Dr Albert Presto received his PhD in Chemical Engineering at the Carnegie Mellon University in Pittsburgh in 2005. He then carried out postdoctoral research until 2007 with the US Department of Energy’s National Energy Technology Laboratory. Thereafter, he joined the faculty of Carnegie Mellon University, first as Laboratory Research Manager in the Centre for Atmospheric Particle Studies, and now as Assistant Research Professor in the Department of Mechanical Engineering and the Centre for Atmospheric Particle Studies. Dr Presto’s research addresses the contributions of primary and secondary pollution sources – cars and trucks, oil and gas wells – using ambient measurements, laboratory experiments, source testing of pollution sources, and atmospheric models. He also explores the environmental impact of these pollutants, particularly ozone and particulate matter, and their adverse impact on human health. To that end, Dr Presto collaborates with medical professionals to develop detailed studies of pollutant exposure on a local level, so as to better understand the relationships between pollutant emissions and human illness, such as childhood asthma. He has authored or co-authored over 40 articles published in peer-reviewed journals and other professional proceedings, and is a member of the American Association for Aerosol Research, the American Geophysical Union and the International Society of Exposure Science.

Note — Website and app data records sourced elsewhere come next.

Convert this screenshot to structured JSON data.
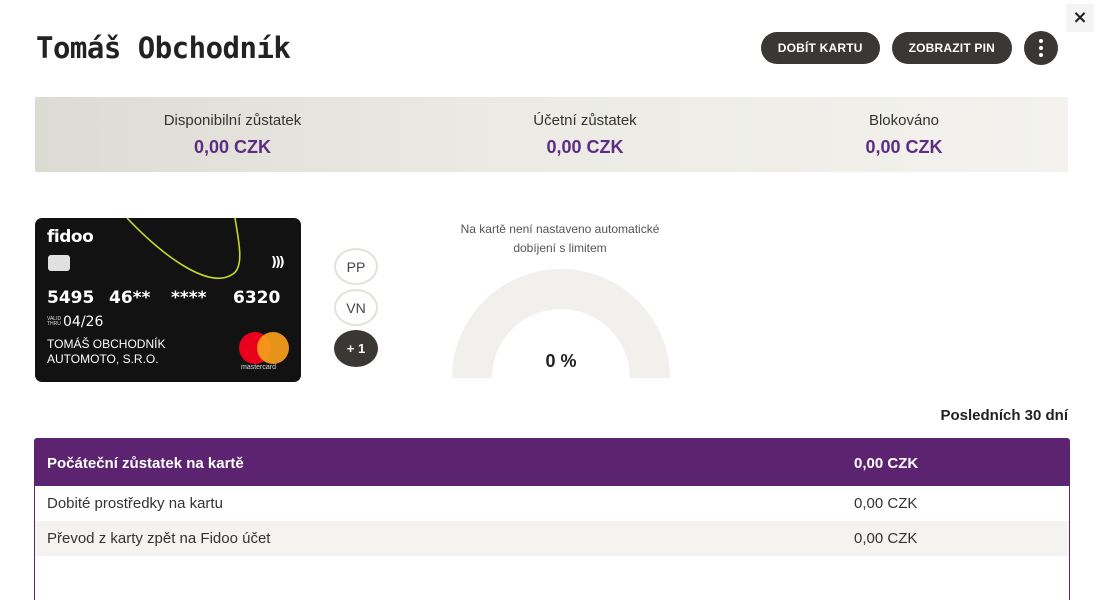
{
  "header": {
    "title": "Tomáš Obchodník",
    "topup_label": "DOBÍT KARTU",
    "pin_label": "ZOBRAZIT PIN",
    "close_symbol": "×"
  },
  "balances": [
    {
      "label": "Disponibilní zůstatek",
      "value": "0,00 CZK"
    },
    {
      "label": "Účetní zůstatek",
      "value": "0,00 CZK"
    },
    {
      "label": "Blokováno",
      "value": "0,00 CZK"
    }
  ],
  "card": {
    "brand_logo": "fidoo",
    "number_parts": [
      "5495",
      "46**",
      "****",
      "6320"
    ],
    "valid_thru_label": "VALID THRU",
    "expiry": "04/26",
    "holder_lines": [
      "TOMÁŠ OBCHODNÍK",
      "AUTOMOTO, S.R.O."
    ],
    "network": "mastercard",
    "nfc_symbol": ")))"
  },
  "badges": [
    "PP",
    "VN",
    "+ 1"
  ],
  "auto_topup": {
    "note": "Na kartě není nastaveno automatické dobíjení s limitem",
    "percent_label": "0 %",
    "fraction": 0
  },
  "period_label": "Posledních 30 dní",
  "summary_table": {
    "header": {
      "label": "Počáteční zůstatek na kartě",
      "value": "0,00 CZK"
    },
    "rows": [
      {
        "label": "Dobité prostředky na kartu",
        "value": "0,00 CZK"
      },
      {
        "label": "Převod z karty zpět na Fidoo účet",
        "value": "0,00 CZK"
      }
    ]
  },
  "colors": {
    "accent_purple": "#5c2470",
    "value_purple": "#5c2d82",
    "button_dark": "#3a3834",
    "fidoo_green": "#c6d82a"
  }
}
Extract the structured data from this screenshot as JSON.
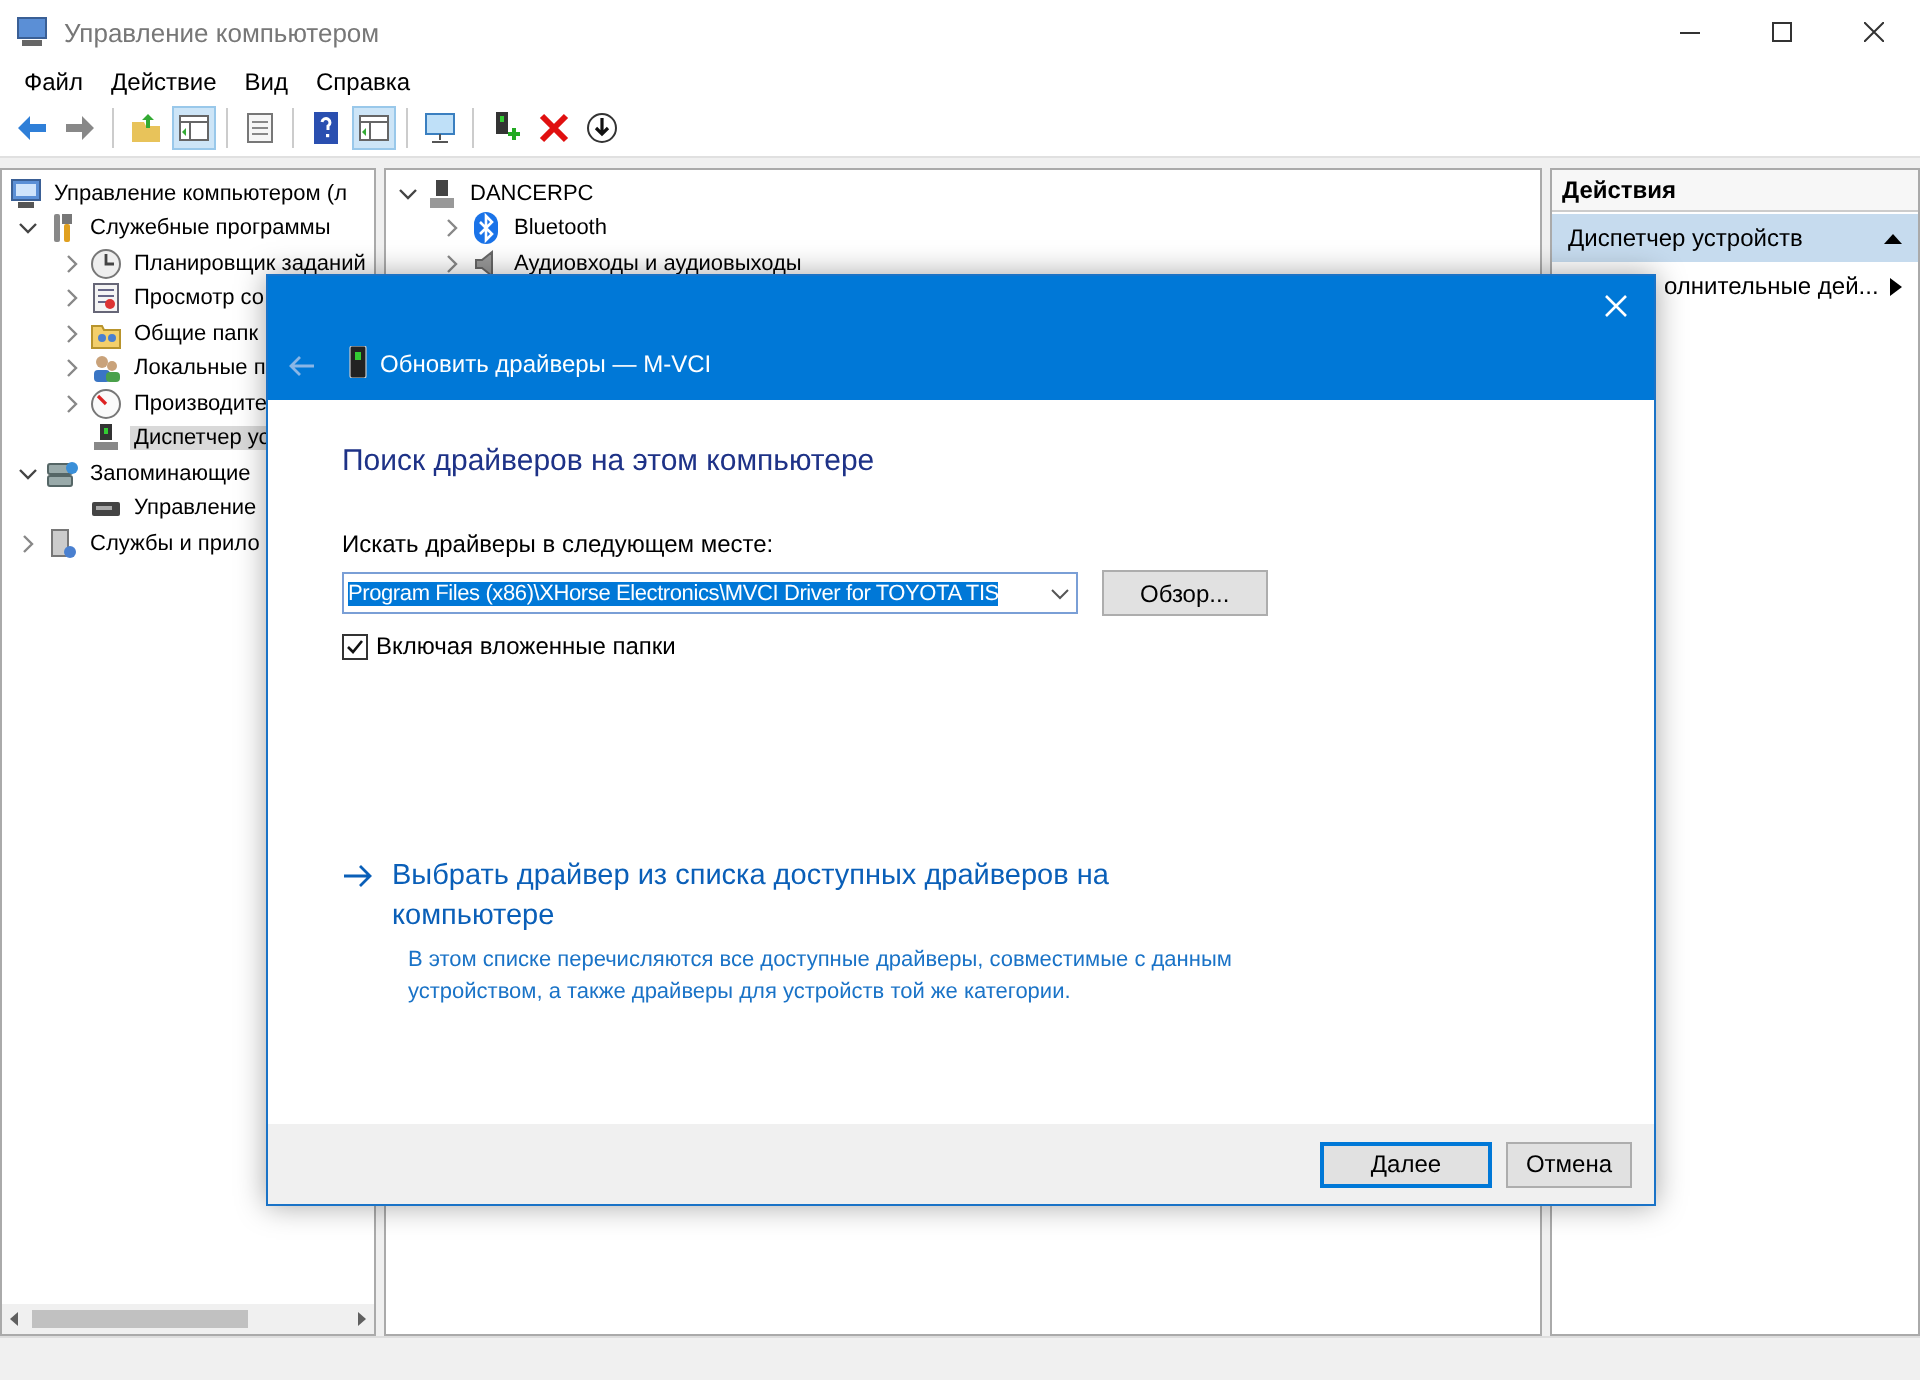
{
  "window": {
    "title": "Управление компьютером"
  },
  "menu": [
    "Файл",
    "Действие",
    "Вид",
    "Справка"
  ],
  "toolbar": [
    {
      "kind": "back",
      "pressed": false
    },
    {
      "kind": "forward",
      "pressed": false
    },
    {
      "kind": "separator"
    },
    {
      "kind": "up",
      "pressed": false
    },
    {
      "kind": "panel",
      "pressed": true
    },
    {
      "kind": "separator"
    },
    {
      "kind": "properties",
      "pressed": false
    },
    {
      "kind": "separator"
    },
    {
      "kind": "help",
      "pressed": false
    },
    {
      "kind": "panel",
      "pressed": true
    },
    {
      "kind": "separator"
    },
    {
      "kind": "monitor",
      "pressed": false
    },
    {
      "kind": "separator"
    },
    {
      "kind": "device",
      "pressed": false
    },
    {
      "kind": "delete",
      "pressed": false
    },
    {
      "kind": "download",
      "pressed": false
    }
  ],
  "navigation_tree": [
    {
      "label": "Управление компьютером (л",
      "kind": "computer",
      "selected": false,
      "children": [
        {
          "label": "Служебные программы",
          "kind": "tools",
          "expanded": true,
          "selected": false,
          "children": [
            {
              "label": "Планировщик заданий",
              "kind": "clock",
              "expanded": false,
              "selected": false
            },
            {
              "label": "Просмотр со",
              "kind": "log",
              "expanded": false,
              "selected": false
            },
            {
              "label": "Общие папк",
              "kind": "folder",
              "expanded": false,
              "selected": false
            },
            {
              "label": "Локальные п",
              "kind": "users",
              "expanded": false,
              "selected": false
            },
            {
              "label": "Производите",
              "kind": "gauge",
              "expanded": false,
              "selected": false
            },
            {
              "label": "Диспетчер ус",
              "kind": "device",
              "selected": true
            }
          ]
        },
        {
          "label": "Запоминающие",
          "kind": "storage",
          "expanded": true,
          "selected": false,
          "children": [
            {
              "label": "Управление",
              "kind": "disk",
              "selected": false
            }
          ]
        },
        {
          "label": "Службы и прило",
          "kind": "services",
          "expanded": false,
          "selected": false
        }
      ]
    }
  ],
  "device_tree": [
    {
      "label": "DANCERPC",
      "kind": "computer-small",
      "expanded": true,
      "selected": false,
      "children": [
        {
          "label": "Bluetooth",
          "kind": "bluetooth",
          "expanded": false,
          "selected": false
        },
        {
          "label": "Аудиовходы и аудиовыходы",
          "kind": "speaker",
          "expanded": false,
          "selected": false
        }
      ]
    }
  ],
  "actions": {
    "title": "Действия",
    "section": {
      "label": "Диспетчер устройств",
      "expanded": true
    },
    "items": [
      {
        "label": "олнительные дей...",
        "submenu": true
      }
    ]
  },
  "dialog": {
    "title": "Обновить драйверы — M-VCI",
    "heading": "Поиск драйверов на этом компьютере",
    "location_label": "Искать драйверы в следующем месте:",
    "location_value": "Program Files (x86)\\XHorse Electronics\\MVCI Driver for TOYOTA TIS",
    "value_selected": true,
    "browse_button": "Обзор...",
    "include_subfolders": {
      "label": "Включая вложенные папки",
      "checked": true
    },
    "choose_link": {
      "label": "Выбрать драйвер из списка доступных драйверов на компьютере",
      "description": "В этом списке перечисляются все доступные драйверы, совместимые с данным устройством, а также драйверы для устройств той же категории."
    },
    "buttons": [
      {
        "label": "Далее",
        "default": true
      },
      {
        "label": "Отмена",
        "default": false
      }
    ]
  }
}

T: (+1) 412 721 5203
E: apresto@andrew.cmu.edu
W: https://www.cmu.edu/me/people/albert-presto.html


Allen L Robinson, Carnegie Mellon University
Neil M Donahue, Carnegie Mellon University
Peter Adams, Carnegie Mellon University
Andrew A May, The Ohio State University
Eric M. Lipsky, Penn State University
Joshua Apte, University of Texas


Heinz Endowments U.S. DOE


HZ Li, TR Dallmann, P Gu and AA Presto, Application of mobile sampling to investigate spatial variation in fine particle composition, Atmospheric Environment, 2016, 142, 71–82.

X Li, TR Dallmann, AA May, DS Tkacik, AT Lambe, JT Jayne, PL Croteau and AA Presto, Gas-particle partitioning of vehicle emitted primary organic aerosol measured in a traffic tunnel, Environmental Science and Technology, 2016, 50, 12146–12155.

Y Tan, TR. Dallmann, AL Robinson and AA Presto, Application of plume analysis to build land use regression models from mobile sampling to improve model transferability, Atmospheric Environment, 2016, 134, 51–60.

AA Presto, TD Gordon and AL Robinson, Primary to secondary organic aerosol: evolution of organic emissions from mobile combustion sources, Atmospheric Chemistry and Physics, 2014, 14, 5015–5036.

Y Tan, AL Robinson and AA Presto, Quantifying uncertainties in pollutant mapping studies using the Monte Carlo method, Atmospheric Environment, 2014, 99, 333–340.